Provided entries →
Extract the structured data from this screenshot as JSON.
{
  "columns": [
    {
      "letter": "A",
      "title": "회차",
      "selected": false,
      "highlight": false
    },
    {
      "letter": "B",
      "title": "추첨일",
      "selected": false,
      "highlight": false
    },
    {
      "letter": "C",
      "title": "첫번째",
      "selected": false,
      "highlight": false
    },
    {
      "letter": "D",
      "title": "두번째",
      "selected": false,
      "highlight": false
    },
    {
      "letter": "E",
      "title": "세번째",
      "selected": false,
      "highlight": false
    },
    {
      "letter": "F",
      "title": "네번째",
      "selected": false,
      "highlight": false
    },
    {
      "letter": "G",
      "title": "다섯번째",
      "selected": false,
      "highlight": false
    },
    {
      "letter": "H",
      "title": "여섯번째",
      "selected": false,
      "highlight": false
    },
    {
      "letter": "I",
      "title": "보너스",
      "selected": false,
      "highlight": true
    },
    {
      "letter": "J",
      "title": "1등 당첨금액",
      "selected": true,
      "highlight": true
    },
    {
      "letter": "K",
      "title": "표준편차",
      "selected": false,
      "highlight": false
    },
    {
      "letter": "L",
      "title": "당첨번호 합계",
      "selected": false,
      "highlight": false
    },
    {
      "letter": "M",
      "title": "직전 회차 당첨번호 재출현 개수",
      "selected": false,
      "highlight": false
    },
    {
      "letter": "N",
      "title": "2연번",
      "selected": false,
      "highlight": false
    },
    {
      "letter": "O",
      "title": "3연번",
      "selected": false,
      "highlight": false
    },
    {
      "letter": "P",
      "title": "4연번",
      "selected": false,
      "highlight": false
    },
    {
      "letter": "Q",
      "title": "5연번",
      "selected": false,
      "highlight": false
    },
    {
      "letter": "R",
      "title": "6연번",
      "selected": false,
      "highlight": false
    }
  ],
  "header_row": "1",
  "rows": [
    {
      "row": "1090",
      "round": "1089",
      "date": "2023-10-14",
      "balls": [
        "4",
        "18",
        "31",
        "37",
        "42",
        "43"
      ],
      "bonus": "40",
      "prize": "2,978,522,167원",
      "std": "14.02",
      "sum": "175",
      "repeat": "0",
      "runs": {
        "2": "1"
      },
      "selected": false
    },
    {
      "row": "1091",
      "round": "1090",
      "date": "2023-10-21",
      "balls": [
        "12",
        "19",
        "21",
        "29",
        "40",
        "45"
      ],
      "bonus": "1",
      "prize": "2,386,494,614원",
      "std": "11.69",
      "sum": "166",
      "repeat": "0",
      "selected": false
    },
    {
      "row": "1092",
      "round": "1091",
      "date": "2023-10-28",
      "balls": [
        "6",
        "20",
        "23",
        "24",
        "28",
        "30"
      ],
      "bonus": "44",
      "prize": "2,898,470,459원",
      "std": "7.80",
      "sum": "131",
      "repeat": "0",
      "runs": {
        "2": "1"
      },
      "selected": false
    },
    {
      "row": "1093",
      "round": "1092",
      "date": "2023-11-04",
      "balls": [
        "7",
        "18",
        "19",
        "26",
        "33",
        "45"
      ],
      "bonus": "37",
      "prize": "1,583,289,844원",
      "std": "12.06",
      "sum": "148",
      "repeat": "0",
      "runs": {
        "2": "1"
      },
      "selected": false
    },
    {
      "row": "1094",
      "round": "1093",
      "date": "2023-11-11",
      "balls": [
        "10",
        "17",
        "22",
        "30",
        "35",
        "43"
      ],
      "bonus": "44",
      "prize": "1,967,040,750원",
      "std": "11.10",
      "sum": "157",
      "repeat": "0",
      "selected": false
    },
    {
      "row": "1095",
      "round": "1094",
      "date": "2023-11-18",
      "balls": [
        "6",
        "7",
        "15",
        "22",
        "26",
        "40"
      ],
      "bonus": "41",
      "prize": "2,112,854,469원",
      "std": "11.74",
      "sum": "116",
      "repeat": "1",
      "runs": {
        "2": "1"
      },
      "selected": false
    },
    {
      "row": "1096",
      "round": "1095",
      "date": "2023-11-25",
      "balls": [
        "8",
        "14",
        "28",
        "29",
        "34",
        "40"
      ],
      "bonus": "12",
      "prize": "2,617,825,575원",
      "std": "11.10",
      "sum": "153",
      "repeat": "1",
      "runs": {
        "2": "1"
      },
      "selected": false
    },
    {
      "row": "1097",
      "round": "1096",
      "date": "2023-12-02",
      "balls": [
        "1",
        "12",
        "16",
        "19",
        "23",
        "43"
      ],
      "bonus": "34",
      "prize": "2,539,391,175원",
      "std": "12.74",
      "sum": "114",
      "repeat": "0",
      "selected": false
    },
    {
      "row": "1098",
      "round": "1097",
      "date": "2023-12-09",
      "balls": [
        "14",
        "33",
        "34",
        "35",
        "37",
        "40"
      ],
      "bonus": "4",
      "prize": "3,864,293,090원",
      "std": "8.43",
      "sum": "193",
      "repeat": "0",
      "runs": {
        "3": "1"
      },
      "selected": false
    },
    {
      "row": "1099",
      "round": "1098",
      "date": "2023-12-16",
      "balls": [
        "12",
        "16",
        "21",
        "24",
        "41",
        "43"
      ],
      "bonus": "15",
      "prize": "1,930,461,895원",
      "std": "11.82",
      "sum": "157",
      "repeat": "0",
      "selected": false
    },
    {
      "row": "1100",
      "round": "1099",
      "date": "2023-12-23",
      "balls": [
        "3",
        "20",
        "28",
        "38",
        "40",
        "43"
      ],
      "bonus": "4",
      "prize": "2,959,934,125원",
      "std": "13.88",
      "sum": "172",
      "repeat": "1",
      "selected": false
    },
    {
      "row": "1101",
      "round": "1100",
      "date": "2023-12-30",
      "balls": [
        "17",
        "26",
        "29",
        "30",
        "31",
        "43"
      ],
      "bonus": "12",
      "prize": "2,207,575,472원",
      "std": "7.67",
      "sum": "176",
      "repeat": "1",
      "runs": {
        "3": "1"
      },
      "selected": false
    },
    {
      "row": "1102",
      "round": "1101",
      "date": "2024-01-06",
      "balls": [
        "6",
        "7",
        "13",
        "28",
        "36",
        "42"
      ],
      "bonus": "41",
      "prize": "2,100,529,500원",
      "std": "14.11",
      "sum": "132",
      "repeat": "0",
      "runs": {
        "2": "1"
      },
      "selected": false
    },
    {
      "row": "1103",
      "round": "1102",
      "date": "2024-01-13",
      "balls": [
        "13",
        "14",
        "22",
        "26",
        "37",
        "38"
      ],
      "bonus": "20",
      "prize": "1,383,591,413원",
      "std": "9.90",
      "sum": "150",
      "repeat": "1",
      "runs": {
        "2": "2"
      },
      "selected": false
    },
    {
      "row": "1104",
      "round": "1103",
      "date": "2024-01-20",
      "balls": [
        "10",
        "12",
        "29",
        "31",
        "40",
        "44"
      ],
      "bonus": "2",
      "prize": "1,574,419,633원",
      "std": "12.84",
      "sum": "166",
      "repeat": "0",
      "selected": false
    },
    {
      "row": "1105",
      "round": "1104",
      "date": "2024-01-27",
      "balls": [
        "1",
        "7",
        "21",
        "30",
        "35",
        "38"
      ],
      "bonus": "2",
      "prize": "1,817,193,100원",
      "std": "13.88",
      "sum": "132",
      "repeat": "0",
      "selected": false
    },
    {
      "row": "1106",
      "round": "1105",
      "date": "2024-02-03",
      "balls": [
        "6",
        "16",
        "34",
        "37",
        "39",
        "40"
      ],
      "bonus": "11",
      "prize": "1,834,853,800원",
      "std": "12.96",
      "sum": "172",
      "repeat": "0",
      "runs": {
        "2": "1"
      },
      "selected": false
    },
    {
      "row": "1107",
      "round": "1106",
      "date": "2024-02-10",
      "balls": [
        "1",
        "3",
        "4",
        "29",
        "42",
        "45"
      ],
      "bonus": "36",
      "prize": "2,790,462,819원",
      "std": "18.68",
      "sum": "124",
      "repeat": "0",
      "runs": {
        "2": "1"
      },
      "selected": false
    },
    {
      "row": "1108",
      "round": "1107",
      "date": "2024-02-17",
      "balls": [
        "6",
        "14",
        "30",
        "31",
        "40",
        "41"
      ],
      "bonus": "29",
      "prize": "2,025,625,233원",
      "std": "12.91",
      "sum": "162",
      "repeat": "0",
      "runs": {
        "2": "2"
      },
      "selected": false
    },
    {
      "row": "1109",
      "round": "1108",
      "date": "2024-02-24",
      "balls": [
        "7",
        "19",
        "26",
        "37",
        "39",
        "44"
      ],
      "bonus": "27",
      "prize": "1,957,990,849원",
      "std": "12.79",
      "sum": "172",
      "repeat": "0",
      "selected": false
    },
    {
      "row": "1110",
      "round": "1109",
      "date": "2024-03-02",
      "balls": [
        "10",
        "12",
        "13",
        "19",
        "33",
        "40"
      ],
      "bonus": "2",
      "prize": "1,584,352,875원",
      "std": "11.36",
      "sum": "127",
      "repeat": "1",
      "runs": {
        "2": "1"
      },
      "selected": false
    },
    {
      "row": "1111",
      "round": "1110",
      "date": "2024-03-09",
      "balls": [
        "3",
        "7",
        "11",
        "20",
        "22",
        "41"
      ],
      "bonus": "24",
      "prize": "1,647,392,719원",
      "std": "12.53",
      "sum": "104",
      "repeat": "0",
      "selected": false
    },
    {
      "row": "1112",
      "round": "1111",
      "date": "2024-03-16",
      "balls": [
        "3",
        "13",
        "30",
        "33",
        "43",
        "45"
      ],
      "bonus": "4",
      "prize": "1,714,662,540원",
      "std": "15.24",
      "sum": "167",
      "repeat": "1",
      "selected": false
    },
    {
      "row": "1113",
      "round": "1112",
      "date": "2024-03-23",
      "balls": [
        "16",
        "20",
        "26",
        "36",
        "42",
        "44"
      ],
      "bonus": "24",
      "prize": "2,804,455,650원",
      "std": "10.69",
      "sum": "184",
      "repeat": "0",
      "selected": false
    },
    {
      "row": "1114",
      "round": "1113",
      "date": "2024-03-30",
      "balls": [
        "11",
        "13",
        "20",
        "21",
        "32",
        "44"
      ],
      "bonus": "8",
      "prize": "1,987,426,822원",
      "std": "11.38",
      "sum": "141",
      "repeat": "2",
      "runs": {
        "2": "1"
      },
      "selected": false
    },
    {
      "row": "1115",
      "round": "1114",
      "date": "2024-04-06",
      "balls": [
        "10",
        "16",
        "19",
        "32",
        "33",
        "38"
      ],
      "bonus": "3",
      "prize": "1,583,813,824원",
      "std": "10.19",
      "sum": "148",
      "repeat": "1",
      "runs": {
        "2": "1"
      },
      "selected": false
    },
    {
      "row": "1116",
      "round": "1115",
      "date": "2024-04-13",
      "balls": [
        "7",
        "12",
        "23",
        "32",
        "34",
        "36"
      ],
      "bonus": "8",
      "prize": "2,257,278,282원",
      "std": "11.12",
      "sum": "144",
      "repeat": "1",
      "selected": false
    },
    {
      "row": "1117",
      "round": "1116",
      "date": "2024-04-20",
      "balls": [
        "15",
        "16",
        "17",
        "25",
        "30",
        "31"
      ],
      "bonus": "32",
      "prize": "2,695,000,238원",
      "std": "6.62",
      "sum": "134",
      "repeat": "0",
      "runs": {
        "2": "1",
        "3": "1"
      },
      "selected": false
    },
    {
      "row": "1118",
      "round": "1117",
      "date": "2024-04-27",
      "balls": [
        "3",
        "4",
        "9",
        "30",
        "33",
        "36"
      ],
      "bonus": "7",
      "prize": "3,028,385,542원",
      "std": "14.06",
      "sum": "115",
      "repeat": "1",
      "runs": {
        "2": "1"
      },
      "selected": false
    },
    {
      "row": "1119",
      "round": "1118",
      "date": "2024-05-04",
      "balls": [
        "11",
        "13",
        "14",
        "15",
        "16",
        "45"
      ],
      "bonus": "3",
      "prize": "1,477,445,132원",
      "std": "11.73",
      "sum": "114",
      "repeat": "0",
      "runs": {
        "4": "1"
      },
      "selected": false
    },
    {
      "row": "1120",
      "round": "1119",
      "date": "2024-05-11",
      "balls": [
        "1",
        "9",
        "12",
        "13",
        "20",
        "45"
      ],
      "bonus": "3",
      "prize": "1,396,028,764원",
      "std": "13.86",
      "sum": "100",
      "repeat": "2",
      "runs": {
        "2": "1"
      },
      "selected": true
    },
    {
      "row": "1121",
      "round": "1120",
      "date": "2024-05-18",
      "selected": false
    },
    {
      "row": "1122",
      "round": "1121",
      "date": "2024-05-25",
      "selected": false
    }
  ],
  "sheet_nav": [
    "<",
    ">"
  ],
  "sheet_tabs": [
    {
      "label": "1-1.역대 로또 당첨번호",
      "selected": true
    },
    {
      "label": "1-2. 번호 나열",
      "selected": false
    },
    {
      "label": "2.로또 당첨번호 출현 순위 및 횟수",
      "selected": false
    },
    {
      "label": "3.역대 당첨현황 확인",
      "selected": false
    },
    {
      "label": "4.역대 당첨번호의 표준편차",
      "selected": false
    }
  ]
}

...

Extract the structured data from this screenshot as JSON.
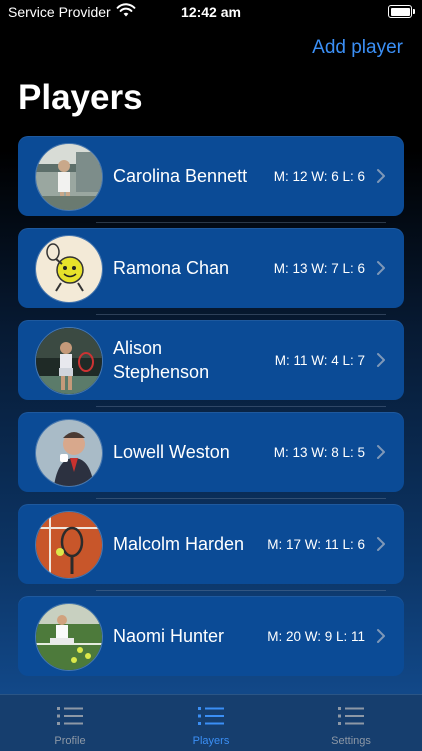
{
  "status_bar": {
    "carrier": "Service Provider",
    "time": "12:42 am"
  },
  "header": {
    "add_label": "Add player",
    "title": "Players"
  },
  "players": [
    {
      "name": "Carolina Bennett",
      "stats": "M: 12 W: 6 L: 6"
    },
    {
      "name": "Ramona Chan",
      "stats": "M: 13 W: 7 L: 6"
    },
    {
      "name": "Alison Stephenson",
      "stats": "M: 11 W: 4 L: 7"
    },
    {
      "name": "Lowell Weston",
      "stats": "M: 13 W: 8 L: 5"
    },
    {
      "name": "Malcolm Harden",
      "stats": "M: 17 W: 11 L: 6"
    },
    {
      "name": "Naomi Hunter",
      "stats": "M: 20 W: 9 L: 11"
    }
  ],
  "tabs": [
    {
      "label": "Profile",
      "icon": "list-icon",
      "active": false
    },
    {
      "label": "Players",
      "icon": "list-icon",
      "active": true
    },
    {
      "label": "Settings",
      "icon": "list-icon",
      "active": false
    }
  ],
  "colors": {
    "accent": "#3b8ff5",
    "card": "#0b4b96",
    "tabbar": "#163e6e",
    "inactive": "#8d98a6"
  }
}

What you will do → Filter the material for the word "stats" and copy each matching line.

Answer section →
      "stats": "M: 12 W: 6 L: 6"
      "stats": "M: 13 W: 7 L: 6"
      "stats": "M: 11 W: 4 L: 7"
      "stats": "M: 13 W: 8 L: 5"
      "stats": "M: 17 W: 11 L: 6"
      "stats": "M: 20 W: 9 L: 11"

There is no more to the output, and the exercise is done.